Season 1 of "Everything Sucks!," a new Netflix original released on Feb. 16, places the audience in the world of the 90s. Despite it being 1996, characters participate in love, hate, sexuality, cliches, and awkward situations. People—old or young—can relate to and laugh at awkwardness, conflict, and love that Season 1 presents.

Set in Boring, Oregon, "Everything Sucks!" is anything but. Centered around the rivalry between A/V and Theater Club, Boring High School is filled to the brim with outrageous and comedic outbursts from characters. High schoolers are the main characters in the series, but the parents also give Comedic Relief during their adventures.

The High Schoolers

Emaline and Oliver—two theater kids who demand an audience 24/7—are portrayed as the antagonists through their consistent gossip spreading, “tattle-tale” offenses, and pranks against the A/V club.

However, A/V club members Luke and Kate initiated a war between the two clubs after “accidentally” pulling a fire alarm that set off sprinklers—ruining the set of Theater Club’s fall production. With the set for Anton Chekhov’s Uncle Vanya drenched, the play was canceled.

In order to stop the constant prank phone calls and tormenting from Theater Club, Luke and Kate propose they make a movie and screen it on campus instead. Ultimately, a new and strong bond is created between the clubs after the stress and pressures of creating the alien invasion movie.

The plot of "Everything Sucks!" is engaging, but the actors who play these characters often fall short.
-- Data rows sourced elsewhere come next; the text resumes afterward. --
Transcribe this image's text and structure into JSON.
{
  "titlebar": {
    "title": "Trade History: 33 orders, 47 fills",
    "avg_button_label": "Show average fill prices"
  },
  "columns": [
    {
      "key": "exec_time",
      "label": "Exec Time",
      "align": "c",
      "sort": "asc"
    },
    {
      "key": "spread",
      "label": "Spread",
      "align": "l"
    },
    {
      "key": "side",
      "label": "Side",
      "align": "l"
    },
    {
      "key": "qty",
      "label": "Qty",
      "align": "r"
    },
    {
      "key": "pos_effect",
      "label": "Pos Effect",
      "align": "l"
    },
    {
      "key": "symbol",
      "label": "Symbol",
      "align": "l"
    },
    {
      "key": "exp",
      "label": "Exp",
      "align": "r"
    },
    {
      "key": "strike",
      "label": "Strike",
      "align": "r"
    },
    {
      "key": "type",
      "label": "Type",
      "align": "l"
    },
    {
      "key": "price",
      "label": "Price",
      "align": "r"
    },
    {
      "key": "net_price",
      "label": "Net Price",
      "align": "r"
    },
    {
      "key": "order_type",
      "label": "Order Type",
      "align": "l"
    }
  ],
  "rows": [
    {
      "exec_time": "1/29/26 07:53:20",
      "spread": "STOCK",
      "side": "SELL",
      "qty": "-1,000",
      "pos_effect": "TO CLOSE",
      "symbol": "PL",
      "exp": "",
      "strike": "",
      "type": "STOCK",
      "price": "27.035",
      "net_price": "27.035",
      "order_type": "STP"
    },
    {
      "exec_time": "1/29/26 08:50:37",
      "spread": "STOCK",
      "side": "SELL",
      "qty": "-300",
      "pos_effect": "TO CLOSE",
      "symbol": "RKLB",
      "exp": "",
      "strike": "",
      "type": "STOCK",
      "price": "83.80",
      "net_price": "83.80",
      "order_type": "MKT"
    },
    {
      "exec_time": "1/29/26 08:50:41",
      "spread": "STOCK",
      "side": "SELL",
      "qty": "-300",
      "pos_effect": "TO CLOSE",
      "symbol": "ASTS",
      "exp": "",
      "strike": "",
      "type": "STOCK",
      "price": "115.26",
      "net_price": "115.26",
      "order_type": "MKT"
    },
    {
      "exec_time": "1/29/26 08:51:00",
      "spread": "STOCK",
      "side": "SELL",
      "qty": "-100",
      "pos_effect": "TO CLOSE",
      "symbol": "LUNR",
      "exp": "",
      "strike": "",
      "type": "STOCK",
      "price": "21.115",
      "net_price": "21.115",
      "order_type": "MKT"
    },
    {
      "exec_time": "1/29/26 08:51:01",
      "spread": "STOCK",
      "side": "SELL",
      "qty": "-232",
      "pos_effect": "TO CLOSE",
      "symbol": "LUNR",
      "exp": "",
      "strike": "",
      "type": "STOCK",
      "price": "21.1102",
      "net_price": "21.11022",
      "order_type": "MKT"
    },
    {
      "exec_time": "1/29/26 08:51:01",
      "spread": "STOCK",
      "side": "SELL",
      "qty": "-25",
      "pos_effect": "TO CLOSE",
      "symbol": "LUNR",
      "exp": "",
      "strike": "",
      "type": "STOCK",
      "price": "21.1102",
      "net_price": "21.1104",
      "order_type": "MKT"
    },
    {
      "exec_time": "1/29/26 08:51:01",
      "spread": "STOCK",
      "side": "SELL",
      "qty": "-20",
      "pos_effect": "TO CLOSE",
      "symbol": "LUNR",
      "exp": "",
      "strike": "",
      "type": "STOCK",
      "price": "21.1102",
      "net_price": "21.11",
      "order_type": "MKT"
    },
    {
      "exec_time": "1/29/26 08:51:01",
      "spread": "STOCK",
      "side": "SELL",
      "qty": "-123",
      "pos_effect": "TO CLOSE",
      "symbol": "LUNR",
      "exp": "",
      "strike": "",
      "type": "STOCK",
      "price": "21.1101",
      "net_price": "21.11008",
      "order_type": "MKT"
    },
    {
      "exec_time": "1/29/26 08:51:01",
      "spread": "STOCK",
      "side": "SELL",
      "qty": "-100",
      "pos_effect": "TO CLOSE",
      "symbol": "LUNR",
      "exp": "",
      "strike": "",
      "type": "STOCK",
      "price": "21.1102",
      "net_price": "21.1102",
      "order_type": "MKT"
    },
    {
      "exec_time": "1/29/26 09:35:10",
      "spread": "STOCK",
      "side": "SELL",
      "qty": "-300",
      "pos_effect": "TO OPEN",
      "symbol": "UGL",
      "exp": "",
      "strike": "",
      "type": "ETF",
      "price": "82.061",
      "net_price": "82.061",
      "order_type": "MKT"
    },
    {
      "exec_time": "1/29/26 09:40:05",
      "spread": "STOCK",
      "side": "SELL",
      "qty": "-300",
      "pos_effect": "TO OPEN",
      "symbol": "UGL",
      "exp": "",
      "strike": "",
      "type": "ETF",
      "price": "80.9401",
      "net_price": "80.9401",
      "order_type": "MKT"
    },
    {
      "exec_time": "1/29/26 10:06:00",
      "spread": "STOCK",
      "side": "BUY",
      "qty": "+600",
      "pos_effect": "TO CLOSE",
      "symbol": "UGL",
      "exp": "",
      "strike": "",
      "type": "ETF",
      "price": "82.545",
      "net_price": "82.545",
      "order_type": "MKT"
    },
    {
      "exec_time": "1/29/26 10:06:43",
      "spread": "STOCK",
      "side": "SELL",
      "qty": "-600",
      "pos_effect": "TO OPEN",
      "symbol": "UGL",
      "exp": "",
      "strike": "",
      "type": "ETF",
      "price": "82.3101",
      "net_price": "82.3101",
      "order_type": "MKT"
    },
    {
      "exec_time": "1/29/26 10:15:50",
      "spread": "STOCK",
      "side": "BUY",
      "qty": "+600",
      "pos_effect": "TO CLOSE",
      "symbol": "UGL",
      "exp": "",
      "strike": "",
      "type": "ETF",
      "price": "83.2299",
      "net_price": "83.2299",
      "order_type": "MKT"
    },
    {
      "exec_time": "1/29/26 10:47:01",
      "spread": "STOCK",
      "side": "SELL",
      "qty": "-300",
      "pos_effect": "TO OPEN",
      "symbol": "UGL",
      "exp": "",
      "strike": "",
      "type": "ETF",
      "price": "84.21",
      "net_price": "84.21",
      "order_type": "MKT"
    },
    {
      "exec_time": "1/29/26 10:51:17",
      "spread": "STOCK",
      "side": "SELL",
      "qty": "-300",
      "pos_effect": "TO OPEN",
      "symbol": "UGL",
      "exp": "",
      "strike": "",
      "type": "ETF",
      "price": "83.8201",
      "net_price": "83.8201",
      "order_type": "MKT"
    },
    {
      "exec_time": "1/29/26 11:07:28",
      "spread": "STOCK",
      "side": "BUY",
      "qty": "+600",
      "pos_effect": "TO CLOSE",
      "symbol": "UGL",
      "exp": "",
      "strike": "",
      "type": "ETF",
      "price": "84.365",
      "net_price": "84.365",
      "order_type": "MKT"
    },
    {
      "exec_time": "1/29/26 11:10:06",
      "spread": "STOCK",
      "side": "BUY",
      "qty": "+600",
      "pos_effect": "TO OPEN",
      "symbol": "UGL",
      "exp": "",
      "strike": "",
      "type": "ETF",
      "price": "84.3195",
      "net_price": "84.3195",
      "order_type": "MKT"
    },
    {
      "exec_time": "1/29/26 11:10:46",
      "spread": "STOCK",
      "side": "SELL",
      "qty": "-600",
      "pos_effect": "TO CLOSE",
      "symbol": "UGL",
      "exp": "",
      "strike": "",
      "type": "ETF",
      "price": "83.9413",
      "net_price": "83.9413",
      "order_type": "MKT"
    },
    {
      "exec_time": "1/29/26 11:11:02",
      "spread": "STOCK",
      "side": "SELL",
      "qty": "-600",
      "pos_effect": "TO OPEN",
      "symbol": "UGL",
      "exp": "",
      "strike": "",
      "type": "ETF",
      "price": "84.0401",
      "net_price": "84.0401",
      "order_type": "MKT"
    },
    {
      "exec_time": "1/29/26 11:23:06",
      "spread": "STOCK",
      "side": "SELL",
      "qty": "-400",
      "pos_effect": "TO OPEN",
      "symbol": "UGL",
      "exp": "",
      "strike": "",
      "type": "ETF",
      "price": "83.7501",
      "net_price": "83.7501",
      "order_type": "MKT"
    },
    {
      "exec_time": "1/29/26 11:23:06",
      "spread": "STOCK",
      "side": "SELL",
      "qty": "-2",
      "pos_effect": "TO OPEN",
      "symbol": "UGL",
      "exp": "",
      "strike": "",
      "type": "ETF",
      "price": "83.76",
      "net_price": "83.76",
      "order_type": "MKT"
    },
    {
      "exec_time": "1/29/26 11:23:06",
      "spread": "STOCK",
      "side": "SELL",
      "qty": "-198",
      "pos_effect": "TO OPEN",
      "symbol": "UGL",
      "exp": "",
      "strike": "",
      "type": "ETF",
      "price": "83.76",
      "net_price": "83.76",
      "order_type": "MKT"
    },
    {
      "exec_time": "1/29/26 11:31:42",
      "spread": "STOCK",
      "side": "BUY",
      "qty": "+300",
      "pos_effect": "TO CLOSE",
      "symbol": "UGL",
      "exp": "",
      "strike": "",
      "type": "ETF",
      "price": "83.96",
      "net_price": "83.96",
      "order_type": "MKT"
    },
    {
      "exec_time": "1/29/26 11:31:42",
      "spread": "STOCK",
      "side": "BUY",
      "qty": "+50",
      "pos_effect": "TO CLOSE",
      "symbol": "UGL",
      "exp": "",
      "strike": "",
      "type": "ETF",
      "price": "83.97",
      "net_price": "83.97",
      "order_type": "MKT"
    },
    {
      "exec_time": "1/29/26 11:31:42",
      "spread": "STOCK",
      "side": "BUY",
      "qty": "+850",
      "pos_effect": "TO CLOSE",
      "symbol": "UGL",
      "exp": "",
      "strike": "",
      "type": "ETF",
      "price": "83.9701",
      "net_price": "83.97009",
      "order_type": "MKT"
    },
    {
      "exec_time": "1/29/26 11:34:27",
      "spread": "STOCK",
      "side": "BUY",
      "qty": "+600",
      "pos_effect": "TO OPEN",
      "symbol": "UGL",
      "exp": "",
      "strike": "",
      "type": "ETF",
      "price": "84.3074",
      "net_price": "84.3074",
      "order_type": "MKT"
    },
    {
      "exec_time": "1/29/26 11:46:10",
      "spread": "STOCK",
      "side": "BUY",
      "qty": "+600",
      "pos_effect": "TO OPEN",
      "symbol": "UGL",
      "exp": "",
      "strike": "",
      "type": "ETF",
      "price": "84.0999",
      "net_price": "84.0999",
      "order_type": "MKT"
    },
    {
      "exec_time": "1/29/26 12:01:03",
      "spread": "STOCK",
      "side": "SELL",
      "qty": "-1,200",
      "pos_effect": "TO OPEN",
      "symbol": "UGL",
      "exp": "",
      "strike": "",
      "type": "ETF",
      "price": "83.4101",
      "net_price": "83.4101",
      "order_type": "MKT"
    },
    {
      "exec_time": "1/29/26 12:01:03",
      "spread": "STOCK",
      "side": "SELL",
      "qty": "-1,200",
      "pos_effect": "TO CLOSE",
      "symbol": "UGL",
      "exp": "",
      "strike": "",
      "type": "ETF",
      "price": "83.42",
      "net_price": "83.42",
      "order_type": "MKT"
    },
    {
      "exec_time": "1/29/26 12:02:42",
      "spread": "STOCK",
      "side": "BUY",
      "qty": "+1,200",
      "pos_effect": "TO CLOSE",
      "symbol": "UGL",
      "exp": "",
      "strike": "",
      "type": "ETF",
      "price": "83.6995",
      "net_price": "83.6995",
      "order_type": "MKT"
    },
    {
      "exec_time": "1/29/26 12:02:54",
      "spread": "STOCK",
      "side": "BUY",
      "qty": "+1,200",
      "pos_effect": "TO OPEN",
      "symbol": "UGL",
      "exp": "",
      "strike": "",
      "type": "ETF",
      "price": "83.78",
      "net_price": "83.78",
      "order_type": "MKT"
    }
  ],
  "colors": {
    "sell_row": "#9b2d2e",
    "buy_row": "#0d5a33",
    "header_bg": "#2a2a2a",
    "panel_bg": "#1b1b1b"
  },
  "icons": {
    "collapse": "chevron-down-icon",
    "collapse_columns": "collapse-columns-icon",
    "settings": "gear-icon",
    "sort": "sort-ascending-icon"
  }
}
The actress Peyton Kennedy’s performance resembles that of Kristen Stewart—emotionless expressions. Despite Kennedy’s bland approach, it gives the character Kate a mysterious aura that accompanies her inner confusion regarding her sexual preference.

Other actors and actresses exhibit a sort of inexperience but an inexperience that translates to the world presented in the series.

The Parents

Principal and father of Kate, Ken Messner falls in love with Luke’s mother, Sherry O'Neil. This relationship acts as a major comedic relief from the stress and drama involving the movie the kids are making.

The actors Patch Darragh and Claudine Mboligikpelani Nako provide an alternate perspective of parents—instead revealing a more intimate, vibrant and complicated one.

Between tee-peeing houses and smoking confiscated marijuana, Ken and Sherry raise hell in the small town of Boring.

By the end of Season 1, the song “Wonderwall” by Oasis will be rattling in your head along with a brief contentedness that is broken with a new, shocking development—Luke’s father. According to What’s on Netflix, a renewal date for "Everything Sucks!" has not been publicized but is imminent.